» **PROBLEM TO SOLVE**
Search the material for "JSON" and show all lines that contain it.
----- EXERCISE INPUTS
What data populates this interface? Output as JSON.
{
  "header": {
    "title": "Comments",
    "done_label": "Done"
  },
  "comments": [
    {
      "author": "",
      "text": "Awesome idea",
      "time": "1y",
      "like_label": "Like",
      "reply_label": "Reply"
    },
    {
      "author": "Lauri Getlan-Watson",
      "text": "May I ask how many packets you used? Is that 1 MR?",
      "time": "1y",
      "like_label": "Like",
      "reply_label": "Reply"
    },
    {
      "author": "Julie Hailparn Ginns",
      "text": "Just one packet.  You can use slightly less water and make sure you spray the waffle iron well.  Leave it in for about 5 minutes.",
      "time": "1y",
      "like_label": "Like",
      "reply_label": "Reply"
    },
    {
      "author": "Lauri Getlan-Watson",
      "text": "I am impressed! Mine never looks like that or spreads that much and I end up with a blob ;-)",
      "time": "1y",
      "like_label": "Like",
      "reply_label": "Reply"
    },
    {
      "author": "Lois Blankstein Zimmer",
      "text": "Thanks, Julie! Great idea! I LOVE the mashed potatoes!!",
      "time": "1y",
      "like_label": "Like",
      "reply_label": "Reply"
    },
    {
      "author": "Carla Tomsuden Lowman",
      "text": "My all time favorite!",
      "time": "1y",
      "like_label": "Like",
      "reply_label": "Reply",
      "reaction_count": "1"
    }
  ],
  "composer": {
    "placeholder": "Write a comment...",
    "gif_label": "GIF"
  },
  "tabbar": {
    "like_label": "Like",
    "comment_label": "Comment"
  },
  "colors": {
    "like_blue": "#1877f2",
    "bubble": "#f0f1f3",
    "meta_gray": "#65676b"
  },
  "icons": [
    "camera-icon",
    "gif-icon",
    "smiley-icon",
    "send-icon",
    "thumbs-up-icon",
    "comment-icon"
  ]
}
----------
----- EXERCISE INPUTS
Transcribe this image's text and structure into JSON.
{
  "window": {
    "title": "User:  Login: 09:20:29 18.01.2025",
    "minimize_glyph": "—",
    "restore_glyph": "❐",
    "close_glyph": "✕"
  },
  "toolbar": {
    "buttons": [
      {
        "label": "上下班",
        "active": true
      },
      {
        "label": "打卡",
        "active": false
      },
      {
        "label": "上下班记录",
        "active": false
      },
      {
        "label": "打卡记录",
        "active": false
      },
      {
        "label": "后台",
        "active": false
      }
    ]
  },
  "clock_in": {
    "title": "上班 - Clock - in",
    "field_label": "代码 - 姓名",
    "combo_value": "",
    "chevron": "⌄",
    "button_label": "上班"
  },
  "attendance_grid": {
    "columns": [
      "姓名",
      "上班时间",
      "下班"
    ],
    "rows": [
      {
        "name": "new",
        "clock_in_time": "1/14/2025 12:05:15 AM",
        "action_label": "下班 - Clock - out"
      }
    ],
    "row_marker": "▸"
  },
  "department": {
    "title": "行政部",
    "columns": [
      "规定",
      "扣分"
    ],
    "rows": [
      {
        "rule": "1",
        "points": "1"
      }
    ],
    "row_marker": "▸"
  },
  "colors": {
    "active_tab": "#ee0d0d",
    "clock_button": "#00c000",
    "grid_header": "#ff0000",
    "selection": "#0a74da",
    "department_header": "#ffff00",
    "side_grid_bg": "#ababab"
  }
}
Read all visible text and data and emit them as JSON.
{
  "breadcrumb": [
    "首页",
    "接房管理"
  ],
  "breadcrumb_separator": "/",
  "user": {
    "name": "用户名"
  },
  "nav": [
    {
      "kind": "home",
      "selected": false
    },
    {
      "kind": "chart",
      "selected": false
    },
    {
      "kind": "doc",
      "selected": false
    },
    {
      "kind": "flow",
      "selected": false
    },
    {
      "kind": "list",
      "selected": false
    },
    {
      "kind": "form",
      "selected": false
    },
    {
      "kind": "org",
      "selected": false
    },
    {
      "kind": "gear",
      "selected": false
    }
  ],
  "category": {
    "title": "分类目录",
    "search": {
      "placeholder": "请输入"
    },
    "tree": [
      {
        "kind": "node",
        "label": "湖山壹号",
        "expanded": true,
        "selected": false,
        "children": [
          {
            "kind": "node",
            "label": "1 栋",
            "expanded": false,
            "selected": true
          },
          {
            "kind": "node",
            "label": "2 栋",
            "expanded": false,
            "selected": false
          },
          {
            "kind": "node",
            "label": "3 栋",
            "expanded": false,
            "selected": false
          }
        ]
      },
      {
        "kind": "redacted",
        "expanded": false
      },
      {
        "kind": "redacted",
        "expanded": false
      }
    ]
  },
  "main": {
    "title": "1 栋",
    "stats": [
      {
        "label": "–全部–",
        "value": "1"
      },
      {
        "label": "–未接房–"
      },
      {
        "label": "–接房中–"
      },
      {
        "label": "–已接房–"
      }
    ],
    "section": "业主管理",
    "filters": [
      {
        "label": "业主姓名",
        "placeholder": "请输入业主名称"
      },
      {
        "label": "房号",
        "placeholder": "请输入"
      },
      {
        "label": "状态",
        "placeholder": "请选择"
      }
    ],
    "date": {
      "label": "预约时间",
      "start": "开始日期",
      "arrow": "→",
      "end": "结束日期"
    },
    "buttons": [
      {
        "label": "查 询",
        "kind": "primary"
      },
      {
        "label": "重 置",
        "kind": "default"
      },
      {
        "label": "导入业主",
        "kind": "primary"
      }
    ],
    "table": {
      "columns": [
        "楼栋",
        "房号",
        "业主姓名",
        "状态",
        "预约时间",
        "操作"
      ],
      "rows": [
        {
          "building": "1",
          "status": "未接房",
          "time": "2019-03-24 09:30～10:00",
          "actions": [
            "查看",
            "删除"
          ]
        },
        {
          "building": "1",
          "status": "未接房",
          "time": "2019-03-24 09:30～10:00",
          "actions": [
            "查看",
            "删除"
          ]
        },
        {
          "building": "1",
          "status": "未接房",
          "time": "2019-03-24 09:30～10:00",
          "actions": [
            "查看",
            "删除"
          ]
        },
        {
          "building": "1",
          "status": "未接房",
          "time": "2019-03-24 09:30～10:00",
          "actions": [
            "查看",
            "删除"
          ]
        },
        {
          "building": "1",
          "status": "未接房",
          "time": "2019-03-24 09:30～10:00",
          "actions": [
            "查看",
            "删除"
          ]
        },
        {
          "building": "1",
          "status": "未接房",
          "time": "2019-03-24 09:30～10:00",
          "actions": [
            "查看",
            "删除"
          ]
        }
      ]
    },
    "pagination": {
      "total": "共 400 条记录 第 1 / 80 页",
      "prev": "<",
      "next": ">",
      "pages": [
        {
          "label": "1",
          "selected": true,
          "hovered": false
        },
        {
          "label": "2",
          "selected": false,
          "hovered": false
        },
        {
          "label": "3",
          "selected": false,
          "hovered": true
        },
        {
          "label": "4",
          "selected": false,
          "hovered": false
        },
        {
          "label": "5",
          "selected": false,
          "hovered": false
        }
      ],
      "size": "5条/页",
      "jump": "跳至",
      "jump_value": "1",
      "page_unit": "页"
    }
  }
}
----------
» **ANSWER BOX**
What data populates this interface? Output as JSON.
Transcribe this image's text and structure into JSON.
Read all visible text and data and emit them as JSON.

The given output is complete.